*** SUPPLIED RECORDS Section Begins ***
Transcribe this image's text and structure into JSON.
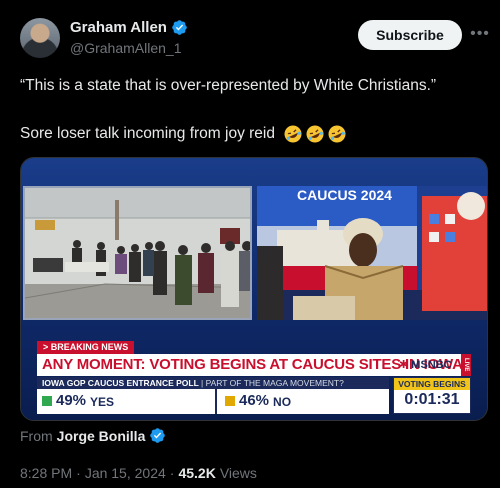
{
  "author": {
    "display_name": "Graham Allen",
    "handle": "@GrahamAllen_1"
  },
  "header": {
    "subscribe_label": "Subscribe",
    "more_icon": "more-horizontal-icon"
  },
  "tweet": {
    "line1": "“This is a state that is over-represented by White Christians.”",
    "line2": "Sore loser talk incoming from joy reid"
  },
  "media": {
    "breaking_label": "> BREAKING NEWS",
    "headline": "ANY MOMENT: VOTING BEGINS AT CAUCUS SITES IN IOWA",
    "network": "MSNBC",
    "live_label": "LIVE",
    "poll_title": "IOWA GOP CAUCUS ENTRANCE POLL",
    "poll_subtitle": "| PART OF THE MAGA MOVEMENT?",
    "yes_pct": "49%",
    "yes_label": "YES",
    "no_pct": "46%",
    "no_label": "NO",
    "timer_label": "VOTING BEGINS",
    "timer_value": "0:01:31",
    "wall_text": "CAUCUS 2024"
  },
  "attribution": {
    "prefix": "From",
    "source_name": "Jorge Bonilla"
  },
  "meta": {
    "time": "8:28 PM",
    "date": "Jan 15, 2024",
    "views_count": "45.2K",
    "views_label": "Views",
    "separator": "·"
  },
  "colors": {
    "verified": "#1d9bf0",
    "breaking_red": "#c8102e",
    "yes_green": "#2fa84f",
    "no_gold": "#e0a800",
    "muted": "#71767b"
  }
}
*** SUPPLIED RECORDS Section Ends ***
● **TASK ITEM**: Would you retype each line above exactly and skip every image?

● **RESULT**:
Transcribe this image's text and structure into JSON.
{
  "author": {
    "display_name": "Graham Allen",
    "handle": "@GrahamAllen_1"
  },
  "header": {
    "subscribe_label": "Subscribe",
    "more_icon": "more-horizontal-icon"
  },
  "tweet": {
    "line1": "“This is a state that is over-represented by White Christians.”",
    "line2": "Sore loser talk incoming from joy reid"
  },
  "media": {
    "breaking_label": "> BREAKING NEWS",
    "headline": "ANY MOMENT: VOTING BEGINS AT CAUCUS SITES IN IOWA",
    "network": "MSNBC",
    "live_label": "LIVE",
    "poll_title": "IOWA GOP CAUCUS ENTRANCE POLL",
    "poll_subtitle": "| PART OF THE MAGA MOVEMENT?",
    "yes_pct": "49%",
    "yes_label": "YES",
    "no_pct": "46%",
    "no_label": "NO",
    "timer_label": "VOTING BEGINS",
    "timer_value": "0:01:31",
    "wall_text": "CAUCUS 2024"
  },
  "attribution": {
    "prefix": "From",
    "source_name": "Jorge Bonilla"
  },
  "meta": {
    "time": "8:28 PM",
    "date": "Jan 15, 2024",
    "views_count": "45.2K",
    "views_label": "Views",
    "separator": "·"
  },
  "colors": {
    "verified": "#1d9bf0",
    "breaking_red": "#c8102e",
    "yes_green": "#2fa84f",
    "no_gold": "#e0a800",
    "muted": "#71767b"
  }
}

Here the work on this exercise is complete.